Design isn’t always what the designer thinks is best, even though we push our ideas, outlines, and platforms. Oh, don’t worry, there are always some client ideas we stop before they get out of control. Sometimes, it’s all about the client, the context, and the product. Especially if I’m building a wedding website for my mom as a gift. I’m just going to bite my tongue and ask her if she likes it. Which she does.

Now if I can get out of e-mailing her back over if she should get hot pink and black cowboy boots or hot pink camouflage-print cowboy boots to wear under her wedding dress.

Delicious: New Look, Same Excellent Functions

Social bookmarking tool Delicious got a makeover. It’s a little louder than I expected, considering Delicious had a very stripped down original interface. But they are owned by Yahoo now.

I love the little gray arrows around the tags. This is my favorite feature. I think it looks great

Is that Arial and Helvetica? I’m a little surprised at that choice. They’re classic, but more print oriented generally.

I’m not sure how I feel about the tag sorting, especially if someone has hundreds of tags.

Bundling tags seems a little easier. However, when you add a tag to a bundle, it jumps back up to the top of the page. Probably one of those designer didn’t catch what the programmer did kinks.

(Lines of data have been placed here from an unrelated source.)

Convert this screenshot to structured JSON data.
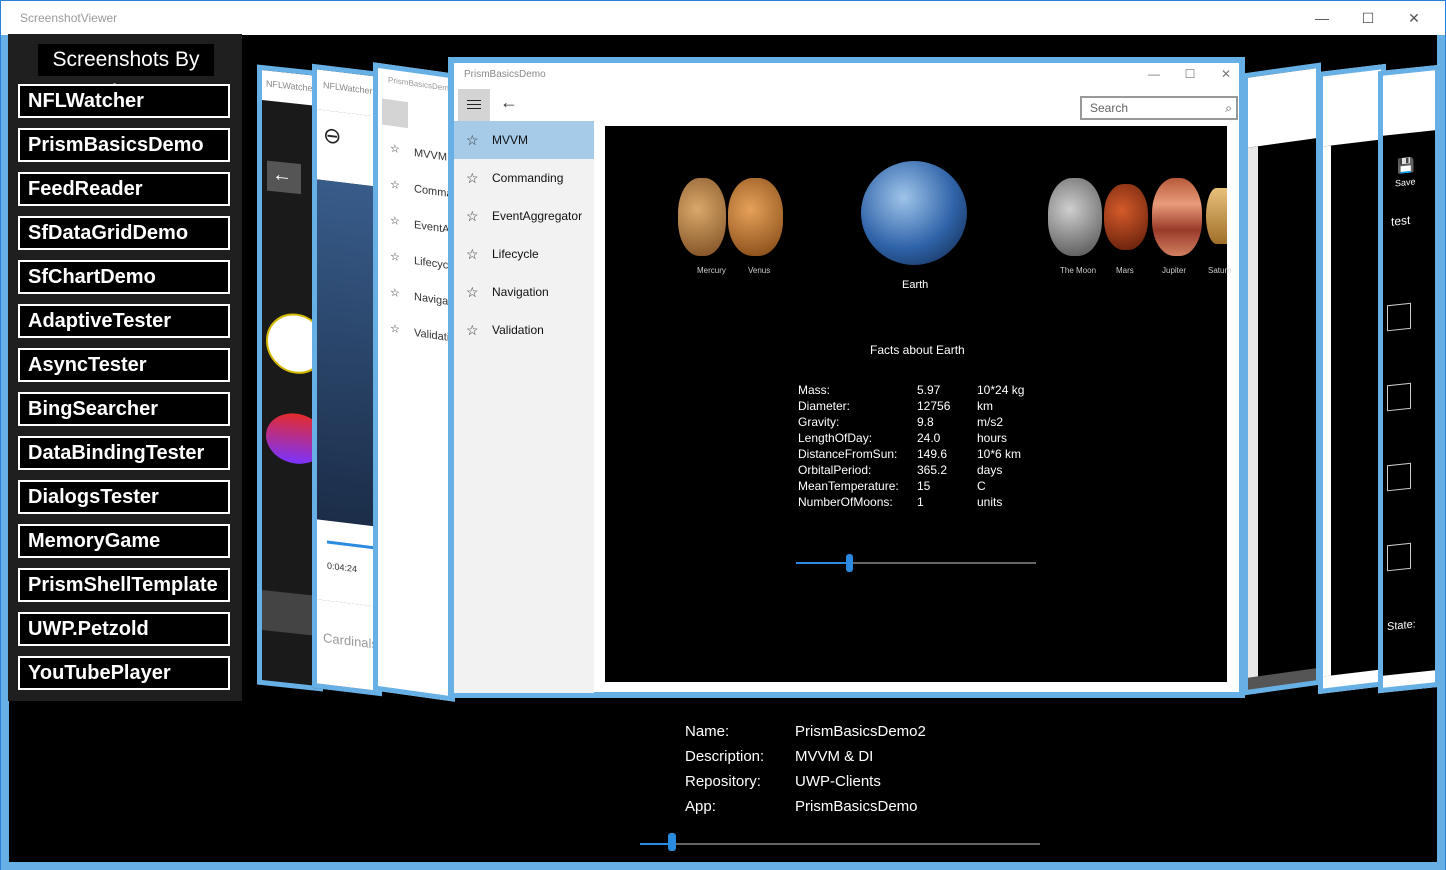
{
  "window": {
    "title": "ScreenshotViewer",
    "minimize": "—",
    "maximize": "☐",
    "close": "✕"
  },
  "sidebar": {
    "title": "Screenshots By App",
    "apps": [
      "NFLWatcher",
      "PrismBasicsDemo",
      "FeedReader",
      "SfDataGridDemo",
      "SfChartDemo",
      "AdaptiveTester",
      "AsyncTester",
      "BingSearcher",
      "DataBindingTester",
      "DialogsTester",
      "MemoryGame",
      "PrismShellTemplate",
      "UWP.Petzold",
      "YouTubePlayer"
    ]
  },
  "carousel": {
    "left_cards": [
      {
        "title": "NFLWatcher"
      },
      {
        "title": "NFLWatcher",
        "time": "0:04:24",
        "footer": "Cardinals"
      },
      {
        "title": "PrismBasicsDemo",
        "items": [
          "MVVM",
          "Comma",
          "EventAg",
          "Lifecycl",
          "Navigat",
          "Validati"
        ]
      }
    ],
    "right_cards": [
      {
        "title": ""
      },
      {
        "title": ""
      },
      {
        "save_label": "Save",
        "text1": "test",
        "state_label": "State:"
      }
    ]
  },
  "main_card": {
    "title": "PrismBasicsDemo",
    "search_placeholder": "Search",
    "nav_items": [
      {
        "label": "MVVM",
        "selected": true
      },
      {
        "label": "Commanding",
        "selected": false
      },
      {
        "label": "EventAggregator",
        "selected": false
      },
      {
        "label": "Lifecycle",
        "selected": false
      },
      {
        "label": "Navigation",
        "selected": false
      },
      {
        "label": "Validation",
        "selected": false
      }
    ],
    "planets": {
      "left": [
        "Mercury",
        "Venus"
      ],
      "center": "Earth",
      "right": [
        "The Moon",
        "Mars",
        "Jupiter",
        "Saturn"
      ]
    },
    "facts_title": "Facts about Earth",
    "facts": [
      {
        "key": "Mass:",
        "value": "5.97",
        "unit": "10*24 kg"
      },
      {
        "key": "Diameter:",
        "value": "12756",
        "unit": "km"
      },
      {
        "key": "Gravity:",
        "value": "9.8",
        "unit": "m/s2"
      },
      {
        "key": "LengthOfDay:",
        "value": "24.0",
        "unit": "hours"
      },
      {
        "key": "DistanceFromSun:",
        "value": "149.6",
        "unit": "10*6 km"
      },
      {
        "key": "OrbitalPeriod:",
        "value": "365.2",
        "unit": "days"
      },
      {
        "key": "MeanTemperature:",
        "value": "15",
        "unit": "C"
      },
      {
        "key": "NumberOfMoons:",
        "value": "1",
        "unit": "units"
      }
    ],
    "slider_value": 0.22
  },
  "details": {
    "name_label": "Name:",
    "name": "PrismBasicsDemo2",
    "description_label": "Description:",
    "description": "MVVM & DI",
    "repository_label": "Repository:",
    "repository": "UWP-Clients",
    "app_label": "App:",
    "app": "PrismBasicsDemo"
  },
  "carousel_slider_value": 0.08,
  "colors": {
    "accent": "#66b0e6",
    "selected": "#a6cbe8",
    "slider": "#2a8be0"
  }
}
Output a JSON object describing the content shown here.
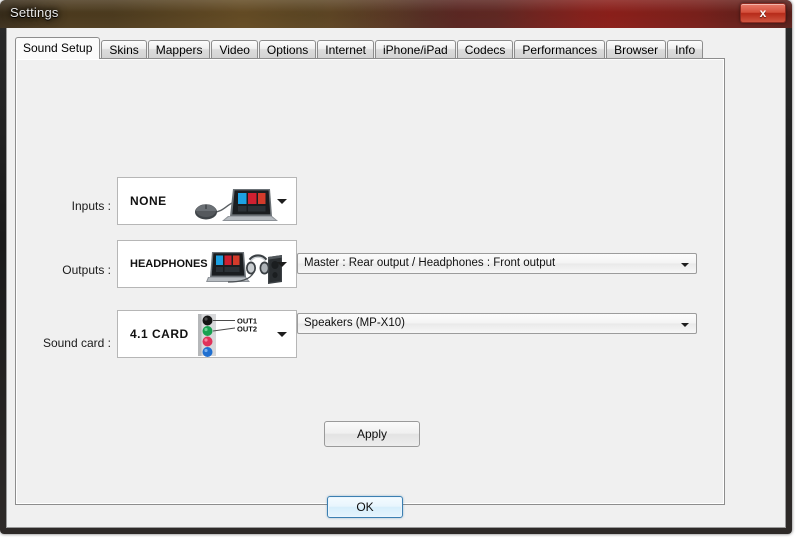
{
  "window": {
    "title": "Settings",
    "close_label": "x"
  },
  "tabs": [
    {
      "label": "Sound Setup",
      "selected": true
    },
    {
      "label": "Skins",
      "selected": false
    },
    {
      "label": "Mappers",
      "selected": false
    },
    {
      "label": "Video",
      "selected": false
    },
    {
      "label": "Options",
      "selected": false
    },
    {
      "label": "Internet",
      "selected": false
    },
    {
      "label": "iPhone/iPad",
      "selected": false
    },
    {
      "label": "Codecs",
      "selected": false
    },
    {
      "label": "Performances",
      "selected": false
    },
    {
      "label": "Browser",
      "selected": false
    },
    {
      "label": "Info",
      "selected": false
    }
  ],
  "sound_setup": {
    "inputs": {
      "label": "Inputs :",
      "value": "NONE",
      "icon": "laptop-mouse-icon"
    },
    "outputs": {
      "label": "Outputs :",
      "value": "HEADPHONES",
      "icon": "laptop-headphones-speaker-icon",
      "routing": "Master : Rear output / Headphones : Front output"
    },
    "sound_card": {
      "label": "Sound card :",
      "value": "4.1 CARD",
      "icon": "audio-jacks-icon",
      "jack_labels": [
        "OUT1",
        "OUT2"
      ],
      "device": "Speakers (MP-X10)"
    },
    "apply_label": "Apply"
  },
  "footer": {
    "ok_label": "OK"
  },
  "colors": {
    "accent_blue": "#3c7fb1",
    "close_red": "#c23520",
    "panel_bg": "#f0f0f0",
    "jack_black": "#1c1c1c",
    "jack_green": "#21a04c",
    "jack_pink": "#e2365c",
    "jack_blue": "#1f6fd0"
  }
}
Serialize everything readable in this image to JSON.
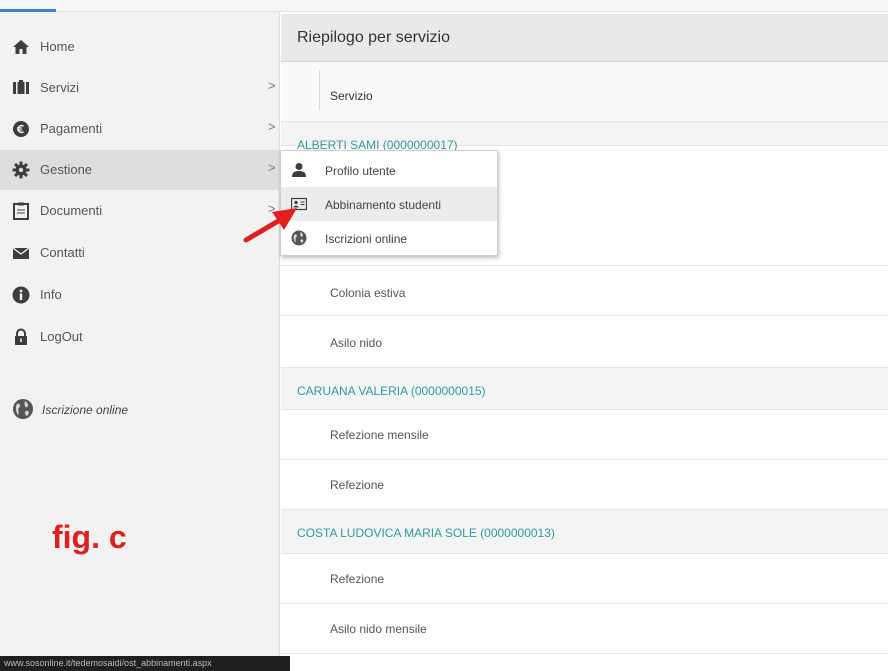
{
  "sidebar": {
    "items": [
      {
        "label": "Home",
        "icon": "home-icon"
      },
      {
        "label": "Servizi",
        "icon": "servizi-icon",
        "chevron": ">"
      },
      {
        "label": "Pagamenti",
        "icon": "pagamenti-icon",
        "chevron": ">"
      },
      {
        "label": "Gestione",
        "icon": "gear-icon",
        "chevron": ">"
      },
      {
        "label": "Documenti",
        "icon": "clipboard-icon",
        "chevron": ">"
      },
      {
        "label": "Contatti",
        "icon": "envelope-icon"
      },
      {
        "label": "Info",
        "icon": "info-icon"
      },
      {
        "label": "LogOut",
        "icon": "lock-icon"
      }
    ],
    "iscrizione": {
      "label": "Iscrizione online",
      "icon": "globe-icon"
    }
  },
  "annotation": {
    "label": "fig. c",
    "color": "#e0201b"
  },
  "statusbar": {
    "url": "www.sosonline.it/tedemosaidi/ost_abbinamenti.aspx"
  },
  "main": {
    "title": "Riepilogo per servizio",
    "column_header": "Servizio",
    "rows": [
      {
        "type": "group",
        "text": "ALBERTI SAMI (0000000017)"
      },
      {
        "type": "item",
        "text": "Colonia estiva"
      },
      {
        "type": "item",
        "text": "Asilo nido"
      },
      {
        "type": "group",
        "text": "CARUANA VALERIA (0000000015)"
      },
      {
        "type": "item",
        "text": "Refezione mensile"
      },
      {
        "type": "item",
        "text": "Refezione"
      },
      {
        "type": "group",
        "text": "COSTA LUDOVICA MARIA SOLE (0000000013)"
      },
      {
        "type": "item",
        "text": "Refezione"
      },
      {
        "type": "item",
        "text": "Asilo nido mensile"
      }
    ]
  },
  "dropdown": {
    "items": [
      {
        "label": "Profilo utente",
        "icon": "user-icon"
      },
      {
        "label": "Abbinamento studenti",
        "icon": "id-card-icon"
      },
      {
        "label": "Iscrizioni online",
        "icon": "globe-icon"
      }
    ]
  },
  "colors": {
    "accent": "#2e9aa3",
    "arrow": "#e0201b"
  }
}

I’m not sure I care a bunch about how it’s sorted for dates. However, it might be helpful for my wishlist account that I used last birthday/Christmas. (Now if I could only figure out how to get the relatives to buy me things off said list instead of giant cat books. I’m not five anymore, Cameron. You weren’t even alive then.) Yep, very helpful now that I’ve gone back and deleted all the clothing stores no longer have.

Besides, the basic function of storing my bookmarks on the web so I can access them from any computer and never fear of losing them and how much I love tags to sort, I do think Delicious provides a great search engine based on user popularity. I always find interesting blog posts or tutorials or nifty little shops when I venture out on the Delicious network. Yahoo may find themselves back as a true competitor in the search business with Delicious.

Other interesting articles on Delicious as a soically relavent search engine: The Search Engine That’s Already Better Than Google at SEOmoz.org and more thoughts on that at Academic Commons.